Kelas Kaseh comprises a community of educators and volunteers who believe in the empowerment that education brings to the underprivileged. Kelas Kaseh began in 2015 when founders Khairul Azkar and Ahmad Hafiz decided to hold a class to teach the indigenous community. The first ever class under Kelas Kaseh was held in Sungai Buah Dengkil with a total of 40 students in attendance with 40 volunteers hailing from various backgrounds including working professionals and university students.
“Educating the poor and marginalised gives them the freedom to make decisions to improve their lives, which has deep social implications,” says Khairul, adding: “Kelab Kaseh is an informal tuition class provided for the children of Orang Asli (indigenous community) in Semenyih and Dengkil.”

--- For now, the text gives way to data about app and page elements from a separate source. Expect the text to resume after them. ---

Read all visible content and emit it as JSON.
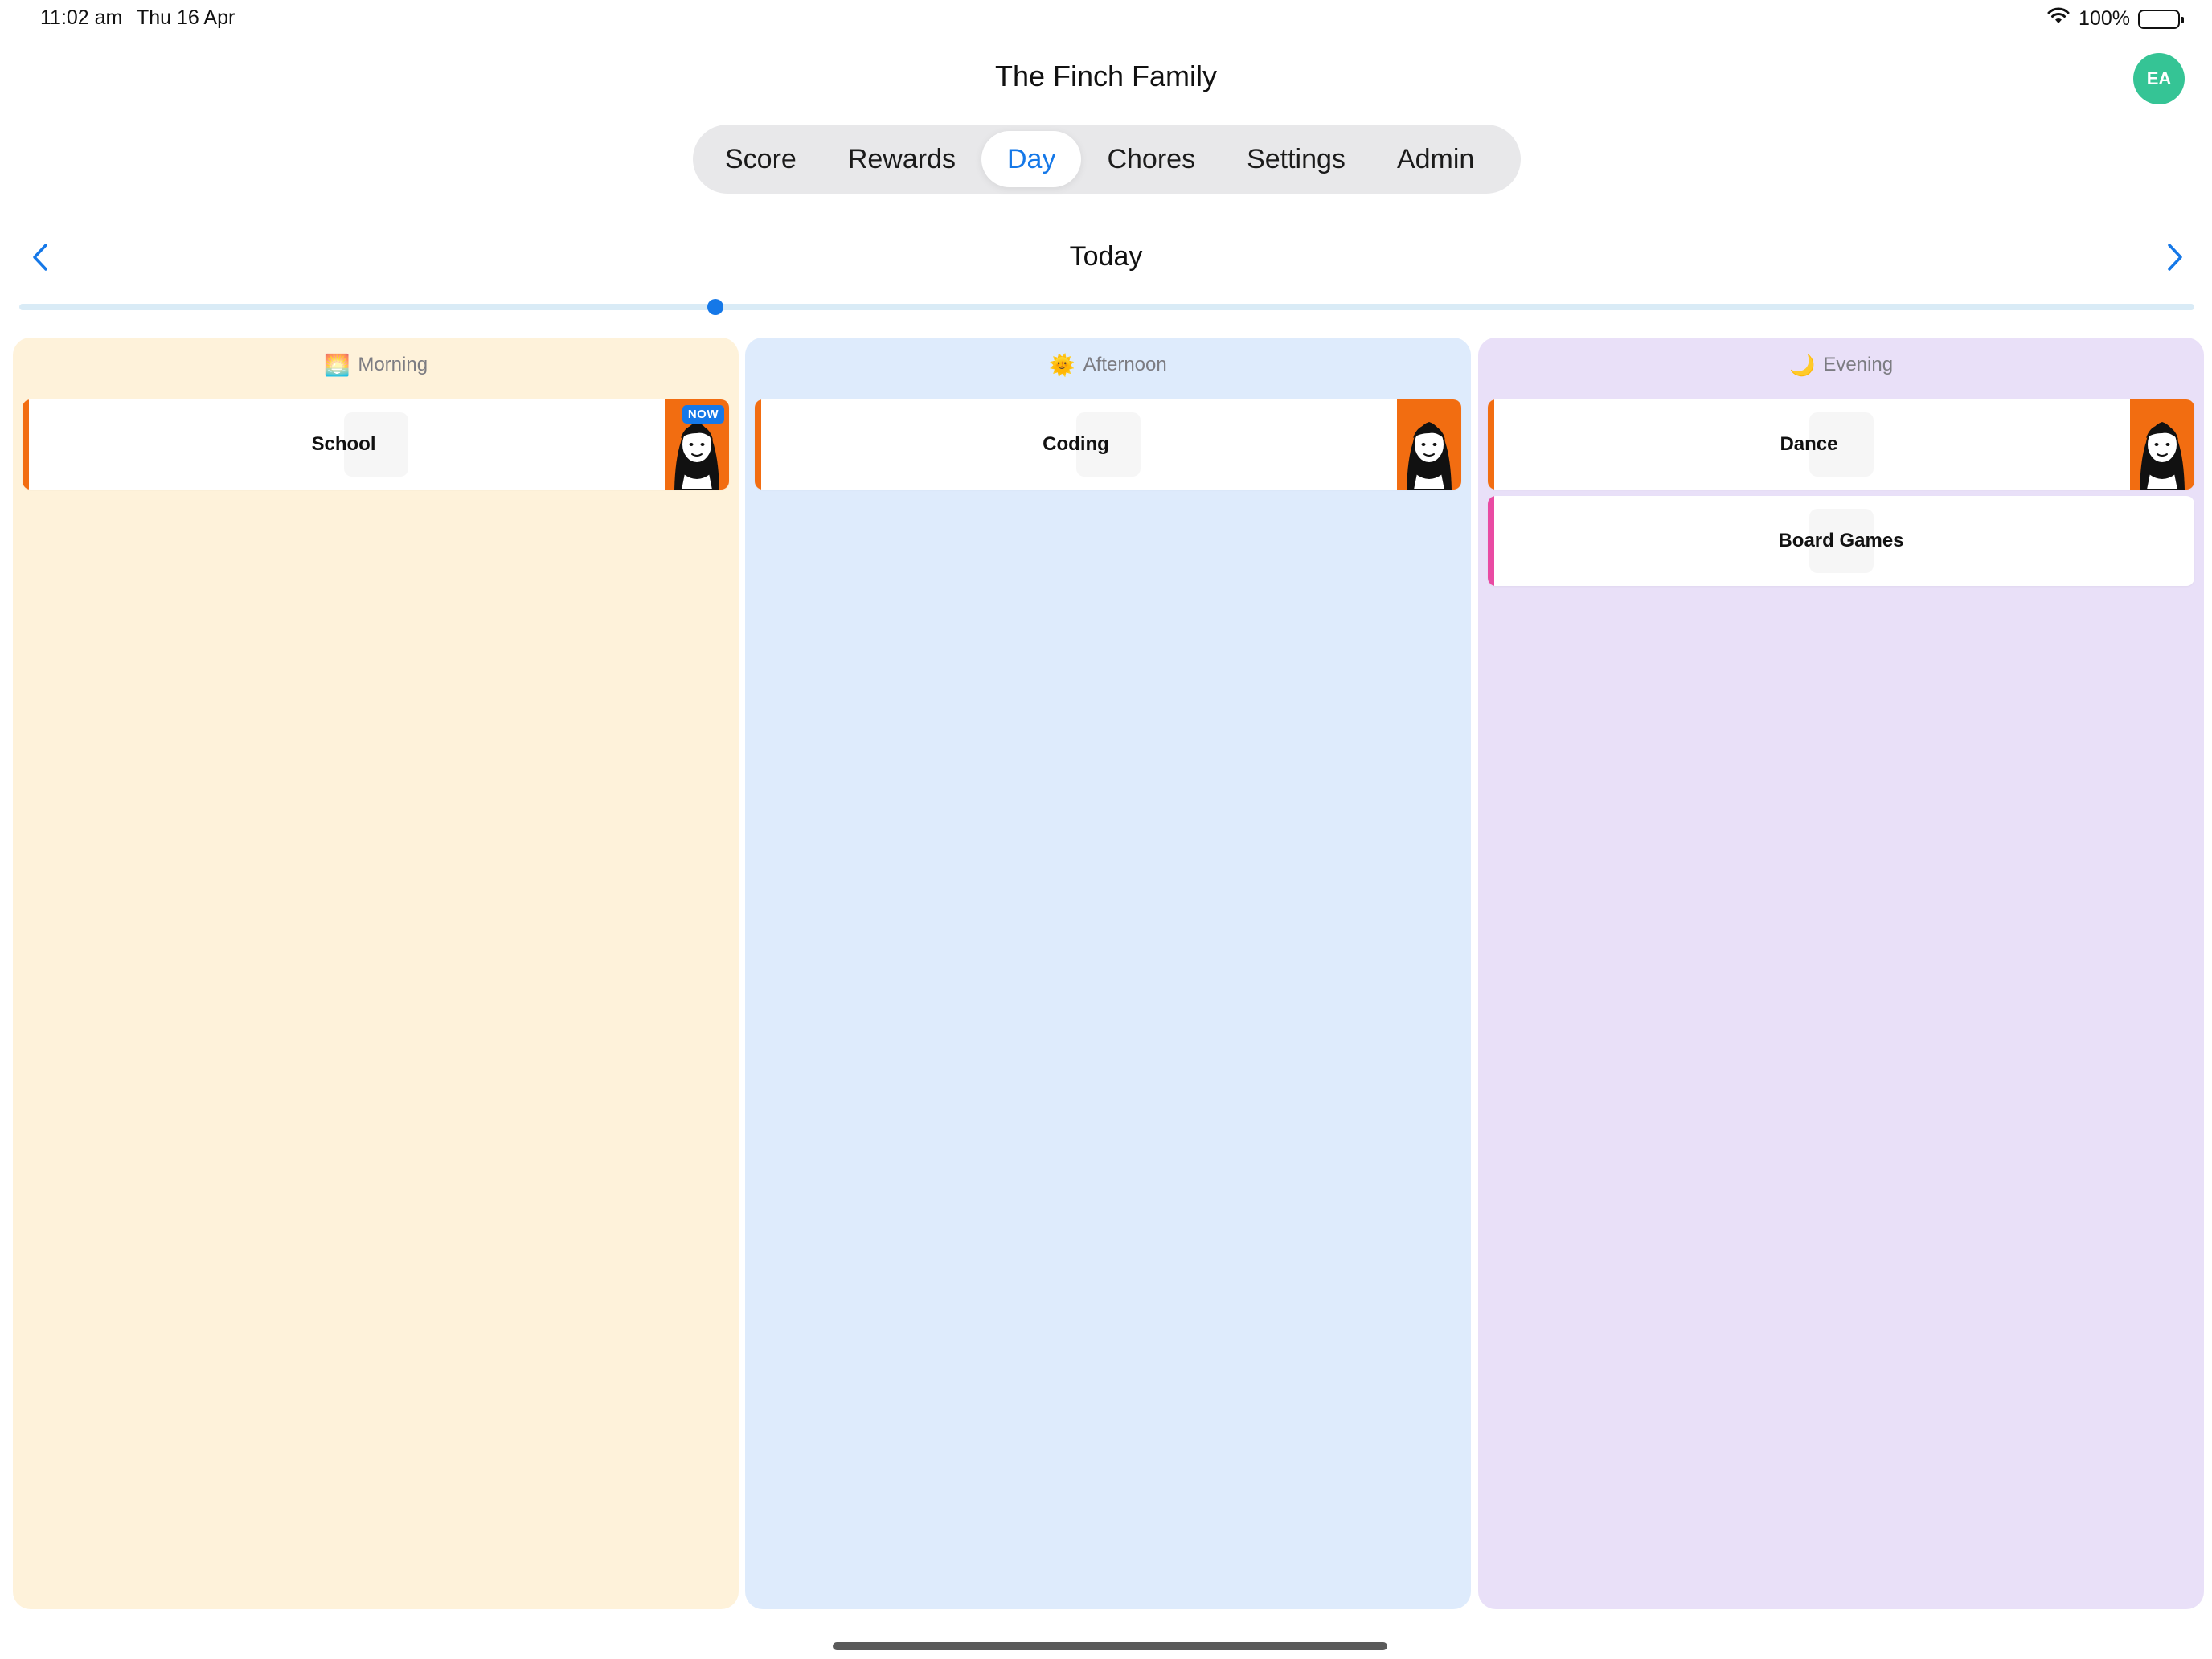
{
  "status_bar": {
    "time": "11:02 am",
    "date": "Thu 16 Apr",
    "battery": "100%",
    "icons": [
      "wifi-icon",
      "battery-icon"
    ]
  },
  "header": {
    "title": "The Finch Family",
    "avatar_initials": "EA",
    "avatar_color": "#35c495"
  },
  "tabs": [
    {
      "label": "Score",
      "active": false
    },
    {
      "label": "Rewards",
      "active": false
    },
    {
      "label": "Day",
      "active": true
    },
    {
      "label": "Chores",
      "active": false
    },
    {
      "label": "Settings",
      "active": false
    },
    {
      "label": "Admin",
      "active": false
    }
  ],
  "date_nav": {
    "label": "Today",
    "prev_icon": "chevron-left-icon",
    "next_icon": "chevron-right-icon"
  },
  "timeline": {
    "progress": 0.32,
    "accent": "#1578e8"
  },
  "columns": [
    {
      "id": "morning",
      "label": "Morning",
      "emoji": "🌅",
      "background": "#fef2da",
      "activities": [
        {
          "title": "School",
          "stripe_color": "#f26d11",
          "has_assignee": true,
          "now": true,
          "now_label": "NOW"
        }
      ]
    },
    {
      "id": "afternoon",
      "label": "Afternoon",
      "emoji": "🌞",
      "background": "#deebfc",
      "activities": [
        {
          "title": "Coding",
          "stripe_color": "#f26d11",
          "has_assignee": true,
          "now": false
        }
      ]
    },
    {
      "id": "evening",
      "label": "Evening",
      "emoji": "🌙",
      "background": "#e9e0f8",
      "activities": [
        {
          "title": "Dance",
          "stripe_color": "#f26d11",
          "has_assignee": true,
          "now": false
        },
        {
          "title": "Board Games",
          "stripe_color": "#e94aa3",
          "has_assignee": false,
          "now": false
        }
      ]
    }
  ],
  "colors": {
    "accent": "#1578e8",
    "assignee_bg": "#f26d11"
  }
}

The community teaches Maths and English with the help of volunteers with the aim of increasing the proficiency of literacy and numeracy for these communities. Today, Kelas Kaseh has a database of over 1,000 volunteers and have run over 300 hours of classes over a period of two years across four locations in Sungai Buah, Sungai Lui, Sungai Congkak and Kachau Dalam.

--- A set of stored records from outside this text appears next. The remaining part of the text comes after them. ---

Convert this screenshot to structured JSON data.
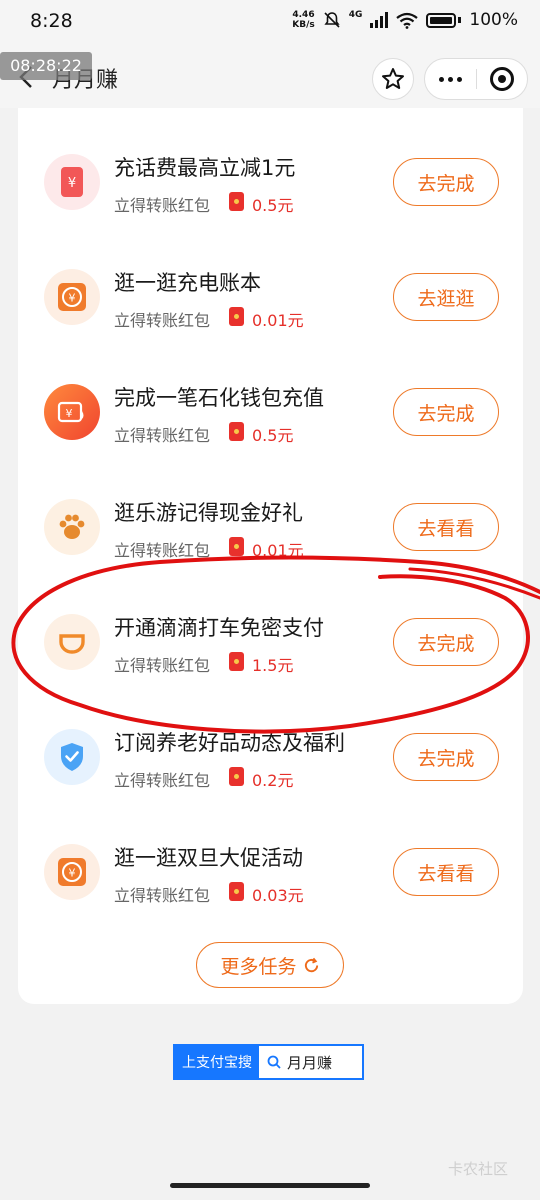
{
  "status_bar": {
    "time": "8:28",
    "net_speed_value": "4.46",
    "net_speed_unit": "KB/s",
    "network": "4G",
    "battery": "100%"
  },
  "nav": {
    "overlay_time": "08:28:22",
    "title": "月月赚"
  },
  "tasks": [
    {
      "title": "充话费最高立减1元",
      "sub": "立得转账红包",
      "amount": "0.5元",
      "button": "去完成",
      "icon": "phone-bill-icon"
    },
    {
      "title": "逛一逛充电账本",
      "sub": "立得转账红包",
      "amount": "0.01元",
      "button": "去逛逛",
      "icon": "yuan-box-icon"
    },
    {
      "title": "完成一笔石化钱包充值",
      "sub": "立得转账红包",
      "amount": "0.5元",
      "button": "去完成",
      "icon": "fuel-wallet-icon"
    },
    {
      "title": "逛乐游记得现金好礼",
      "sub": "立得转账红包",
      "amount": "0.01元",
      "button": "去看看",
      "icon": "paw-icon"
    },
    {
      "title": "开通滴滴打车免密支付",
      "sub": "立得转账红包",
      "amount": "1.5元",
      "button": "去完成",
      "icon": "didi-icon"
    },
    {
      "title": "订阅养老好品动态及福利",
      "sub": "立得转账红包",
      "amount": "0.2元",
      "button": "去完成",
      "icon": "shield-check-icon"
    },
    {
      "title": "逛一逛双旦大促活动",
      "sub": "立得转账红包",
      "amount": "0.03元",
      "button": "去看看",
      "icon": "yuan-box-icon"
    }
  ],
  "more_tasks": "更多任务",
  "search_banner": {
    "label": "上支付宝搜",
    "keyword": "月月赚"
  },
  "watermark": "卡农社区",
  "colors": {
    "accent_orange": "#ee6a1a",
    "amount_red": "#e5302a",
    "alipay_blue": "#1677ff",
    "annotation_red": "#e01010"
  }
}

Marginalised families are in the lowest income bracket, they have lower rates of life expectancy, a higher incidence of health problems, including high maternal mortality rates, and they are more poorly nourished than the rest of the population. But despite all their struggles, parents in the poorest societies in the world wish to invest in their children’s education.
“Increased access to education can contribute to reducing poverty. Acquired basic skills such as reading, writing and numeracy, have a documented positive effect on marginalized populations’ incomes,” explains Khairul, adding: “And this is what we do, offering hope through education – that they’d be able to have better quality of life.”
Organising classes, he points out, can be a challenge. “We hope more volunteers will sign up with us in the coming year as we are greatly in need of volunteers every week,” he says. They are also on the lookout for more villages to assist. “We want to help,” he says simply.
How you can help
Follow Kelas Kasih on social media (www.facebook.com/KelasKaseh) and contact them for volunteer opportunities.